Thomas Runzheimer
Bibliographic info:
12th International BUILDAIR Symposium, 25-26 June 2021

Purpose of the work
Especially when dealing with indoor pools the existing ventilation system is often used for negative pressurization on the building envelope to protect the roof structure from damage caused by convection. As seasons change, however, air leaks from the outside lead to high indoor humidity fluctuations. These fluctuations may cause timer shrinkage which ultimately might damage the roof structures consisting of laminated wood.
Method of approach
In the case of straightforward buildings such as residential buildings the airtight layers are mostly refurbished from the inside or outside so as to mitigate or prevent leakages in the roof area. In the case of very complex and large existing buildings, it is often useful, from a technical and economic point of view, to rework large leaks at joints and connections that are comparatively difficult to seal so as to ensure significant improvements in airtightness.
Content of the contribution
When renovating the roof structures of a sports and leisure pool you need to make sure that the year-round climate around the wooden beams is as constant as possible, especially with regard to indoor air humidity. For this purpose, leaks in the air barrier where air can seep in from outside have to be eliminated to the greatest extent possible. During the planning phase special solutions for improving the air seal were developed, with a clear focus on the roof-wall connections. This presentation will illustrate the details of the project and the practical work.
Results and assessment of their significance
By applying sprayable sealing materials we were able to achieve airtightness even for the most difficult connections consisting of all kinds of substrates and materials. After having sealed these areas, the leakage flow rate was reduced by 70 % and the applicable limit value for envelope based air permeability was maintained for the existing building.
Very complex connections which are usually very difficult to seal were sealed with very good airtightness results when using this method. The spray seal was very helpful when dealing with hardest-to-reach areas. It was not always possible to avoid backflows along the trapezoidal sheet. Therefore, while measuring airtightness during the construction phase it was decided to take and implement additional measures which led to important lessons learned for future refurbishments.
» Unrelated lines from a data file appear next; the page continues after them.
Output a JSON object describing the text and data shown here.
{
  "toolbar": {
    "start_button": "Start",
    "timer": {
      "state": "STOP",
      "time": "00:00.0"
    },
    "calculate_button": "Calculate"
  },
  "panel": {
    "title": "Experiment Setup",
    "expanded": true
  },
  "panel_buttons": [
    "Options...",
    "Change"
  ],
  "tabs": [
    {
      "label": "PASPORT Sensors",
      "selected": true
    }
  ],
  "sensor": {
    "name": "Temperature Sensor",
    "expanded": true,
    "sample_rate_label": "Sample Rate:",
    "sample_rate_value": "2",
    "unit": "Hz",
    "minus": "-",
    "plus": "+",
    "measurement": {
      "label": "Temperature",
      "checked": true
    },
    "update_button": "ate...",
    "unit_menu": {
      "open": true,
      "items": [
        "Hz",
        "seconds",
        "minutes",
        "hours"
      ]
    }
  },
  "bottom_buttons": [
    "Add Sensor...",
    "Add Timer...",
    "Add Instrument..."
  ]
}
For further information please contact Dipl.-Ing. (FH) Thomas Runzheimer at: